It must be this lack of space for the hard feelings that Barbara Ehrenreich finally got tired of when she wrote her new (best selling) book: Bright-Sided: How the Relentless Promotion of Positive Thinking Has Undermined America. I've read a little bit about the book -- and today I read the story in the New York Times about the whole anti-positive thinking trend going on in America right now.

So, I haven't read Ehrenreich's book and I don't think I will. I just don't want to get all negative about positive thinking. OK I don't know anything about it other than what I read in The New Yorker a few years back. Yes, the whole idea of positive thinking can get treacly and tiresome. Of course a critical eye is important to maintain. Of course it's ridiculous that people don't feel they can deliver bad news or be critical at all, but I know some people who consider their opinions about everything "critical" in that way of being evaluative when, really, they're just bad news birds. If there's a grey lining in a bright white cloud, they'll be sure to find it -- because they're so critical!

It's easy to be a naysayer and it might be foolish to always look on the bright side, but there must be a sweet spot somewhere in between where you can cry if you want to and laugh a little to feel better, too.
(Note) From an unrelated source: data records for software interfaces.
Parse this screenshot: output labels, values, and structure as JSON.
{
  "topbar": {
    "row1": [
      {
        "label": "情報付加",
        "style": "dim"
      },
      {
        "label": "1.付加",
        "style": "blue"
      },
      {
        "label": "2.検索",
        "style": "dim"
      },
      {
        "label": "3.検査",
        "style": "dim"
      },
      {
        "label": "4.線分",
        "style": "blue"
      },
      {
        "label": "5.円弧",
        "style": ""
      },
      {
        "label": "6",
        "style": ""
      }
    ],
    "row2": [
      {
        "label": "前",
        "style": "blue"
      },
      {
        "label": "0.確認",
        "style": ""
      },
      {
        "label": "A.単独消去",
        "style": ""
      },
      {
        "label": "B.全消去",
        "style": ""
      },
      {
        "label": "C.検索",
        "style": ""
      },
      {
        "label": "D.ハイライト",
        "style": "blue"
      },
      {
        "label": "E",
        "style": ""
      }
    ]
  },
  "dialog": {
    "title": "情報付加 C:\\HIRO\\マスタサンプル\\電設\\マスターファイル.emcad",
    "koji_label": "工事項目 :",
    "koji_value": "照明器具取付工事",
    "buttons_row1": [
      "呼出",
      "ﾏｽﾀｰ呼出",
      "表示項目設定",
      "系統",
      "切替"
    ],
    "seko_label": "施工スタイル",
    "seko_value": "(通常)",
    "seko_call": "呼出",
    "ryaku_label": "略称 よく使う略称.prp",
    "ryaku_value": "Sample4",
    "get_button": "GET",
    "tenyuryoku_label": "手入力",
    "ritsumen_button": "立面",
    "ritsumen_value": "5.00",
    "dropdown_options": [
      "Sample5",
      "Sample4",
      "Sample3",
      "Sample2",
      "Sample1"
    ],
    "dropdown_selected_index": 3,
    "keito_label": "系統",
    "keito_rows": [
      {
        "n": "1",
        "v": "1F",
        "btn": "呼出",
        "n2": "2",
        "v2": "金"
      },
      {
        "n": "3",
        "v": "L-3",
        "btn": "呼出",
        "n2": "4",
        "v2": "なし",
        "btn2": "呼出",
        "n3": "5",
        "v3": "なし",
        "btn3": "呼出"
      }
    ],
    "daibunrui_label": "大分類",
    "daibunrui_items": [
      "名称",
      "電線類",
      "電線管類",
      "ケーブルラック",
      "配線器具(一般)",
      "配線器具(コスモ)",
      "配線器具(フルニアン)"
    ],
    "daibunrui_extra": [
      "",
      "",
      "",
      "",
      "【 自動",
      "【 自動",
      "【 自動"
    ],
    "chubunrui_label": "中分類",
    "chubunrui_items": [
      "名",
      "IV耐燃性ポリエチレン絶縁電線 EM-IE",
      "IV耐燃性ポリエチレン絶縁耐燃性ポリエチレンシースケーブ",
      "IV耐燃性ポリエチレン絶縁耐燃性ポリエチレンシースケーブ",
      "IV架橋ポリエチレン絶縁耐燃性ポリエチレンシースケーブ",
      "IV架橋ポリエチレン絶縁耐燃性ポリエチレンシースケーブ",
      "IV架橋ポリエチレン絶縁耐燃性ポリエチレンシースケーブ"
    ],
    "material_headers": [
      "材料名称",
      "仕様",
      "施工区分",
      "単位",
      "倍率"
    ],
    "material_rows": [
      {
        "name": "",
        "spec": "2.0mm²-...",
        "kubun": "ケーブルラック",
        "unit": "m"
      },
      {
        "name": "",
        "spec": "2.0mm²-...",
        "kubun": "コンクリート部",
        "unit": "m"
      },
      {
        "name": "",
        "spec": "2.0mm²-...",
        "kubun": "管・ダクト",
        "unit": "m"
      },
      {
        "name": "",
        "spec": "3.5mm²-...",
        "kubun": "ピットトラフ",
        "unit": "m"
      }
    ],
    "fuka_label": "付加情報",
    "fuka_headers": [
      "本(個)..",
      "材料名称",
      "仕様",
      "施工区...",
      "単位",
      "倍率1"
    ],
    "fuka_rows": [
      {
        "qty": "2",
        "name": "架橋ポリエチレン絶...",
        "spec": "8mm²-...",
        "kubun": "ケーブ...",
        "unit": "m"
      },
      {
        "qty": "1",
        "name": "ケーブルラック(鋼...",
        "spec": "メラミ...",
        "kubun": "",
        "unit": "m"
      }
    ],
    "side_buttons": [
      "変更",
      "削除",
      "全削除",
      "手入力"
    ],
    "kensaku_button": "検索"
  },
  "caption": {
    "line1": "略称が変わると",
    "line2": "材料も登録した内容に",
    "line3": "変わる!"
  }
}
I had a whole political thing to say here, too, but since it's new year's eve, I'm going to lay off of it and wish everyone a highly nuanced, emotionally rich 2010. May it be a year of inner and world-wide peace.


Anonymous said...

IMO, the anti-positive thinkers are missing the point. For me, anyway, happiness isn't so much about sugarcoating hard realities or pretending things are fine when they aren't, but about where I choose to direct my attention more often. When I look at the things in my life that work--and there always are some, even if they're little--I tend to feel better and function better. That's all. Ever see this article:


Robin Aronson said...

you're right, lizi -- happiness, it isn't necessarily about that fleeting feeling of "happy" but more about where to shift your attention and allow it to rest.....when you think of it that way, it lets in a more nuanced set of feelings. thanks for the article--to not only find the joy within, but to let it be...a gift.

thanks! and happy new year!

Anonymous said...

Thanks for posting on this topic. It helped me clarify my thinking on the issue. Happy new year to you!

Robin Aronson said...

Thanks, Lizi! Here's to a wonderful year.

marjorie said...

i agree with lizi -- i think that equating the entire field of positive psychology with "pretend to be happy and you'll be happy" is pretty disingenuous. i do sometimes write about positive psych research for Self. the profs i've talked to are interested in empiricism and trying to figure out what affects happiness levels. and you can't equate them with the folks who chirp "SMILE, YOU'LL FEEL BETTER!" and "A POSITIVE ATTITUDE CAN BEAT CANCER!" -- to tar the science with the pop-culty stuff is manipulative.

Robin Aronson said...